ACTION ITEM: Once the pictures are set aside, print the records that follow exactly as written.

---+---

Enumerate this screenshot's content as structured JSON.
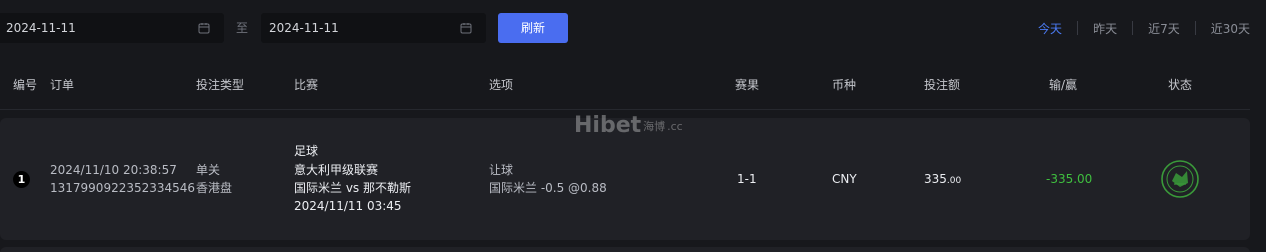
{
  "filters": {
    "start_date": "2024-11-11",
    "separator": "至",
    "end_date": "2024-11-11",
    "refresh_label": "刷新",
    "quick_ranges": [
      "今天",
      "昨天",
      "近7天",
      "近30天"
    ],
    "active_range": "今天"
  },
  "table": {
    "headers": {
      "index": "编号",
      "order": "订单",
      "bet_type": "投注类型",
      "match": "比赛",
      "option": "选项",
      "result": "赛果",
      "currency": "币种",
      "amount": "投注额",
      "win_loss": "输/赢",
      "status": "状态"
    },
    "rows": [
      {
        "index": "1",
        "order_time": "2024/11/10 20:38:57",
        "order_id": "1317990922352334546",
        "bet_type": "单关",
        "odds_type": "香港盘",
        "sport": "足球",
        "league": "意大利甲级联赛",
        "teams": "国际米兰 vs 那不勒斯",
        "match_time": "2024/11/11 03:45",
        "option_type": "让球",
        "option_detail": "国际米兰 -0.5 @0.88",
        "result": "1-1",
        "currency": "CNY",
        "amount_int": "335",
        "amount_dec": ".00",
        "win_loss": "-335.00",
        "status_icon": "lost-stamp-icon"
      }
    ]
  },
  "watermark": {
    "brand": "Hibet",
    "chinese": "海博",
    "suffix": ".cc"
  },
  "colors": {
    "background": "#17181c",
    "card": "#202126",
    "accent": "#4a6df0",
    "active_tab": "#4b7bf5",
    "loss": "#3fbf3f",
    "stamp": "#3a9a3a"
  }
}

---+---

ANSWER BOX:
Enumerate this screenshot's content as structured JSON.
{
  "filters": {
    "start_date": "2024-11-11",
    "separator": "至",
    "end_date": "2024-11-11",
    "refresh_label": "刷新",
    "quick_ranges": [
      "今天",
      "昨天",
      "近7天",
      "近30天"
    ],
    "active_range": "今天"
  },
  "table": {
    "headers": {
      "index": "编号",
      "order": "订单",
      "bet_type": "投注类型",
      "match": "比赛",
      "option": "选项",
      "result": "赛果",
      "currency": "币种",
      "amount": "投注额",
      "win_loss": "输/赢",
      "status": "状态"
    },
    "rows": [
      {
        "index": "1",
        "order_time": "2024/11/10 20:38:57",
        "order_id": "1317990922352334546",
        "bet_type": "单关",
        "odds_type": "香港盘",
        "sport": "足球",
        "league": "意大利甲级联赛",
        "teams": "国际米兰 vs 那不勒斯",
        "match_time": "2024/11/11 03:45",
        "option_type": "让球",
        "option_detail": "国际米兰 -0.5 @0.88",
        "result": "1-1",
        "currency": "CNY",
        "amount_int": "335",
        "amount_dec": ".00",
        "win_loss": "-335.00",
        "status_icon": "lost-stamp-icon"
      }
    ]
  },
  "watermark": {
    "brand": "Hibet",
    "chinese": "海博",
    "suffix": ".cc"
  },
  "colors": {
    "background": "#17181c",
    "card": "#202126",
    "accent": "#4a6df0",
    "active_tab": "#4b7bf5",
    "loss": "#3fbf3f",
    "stamp": "#3a9a3a"
  }
}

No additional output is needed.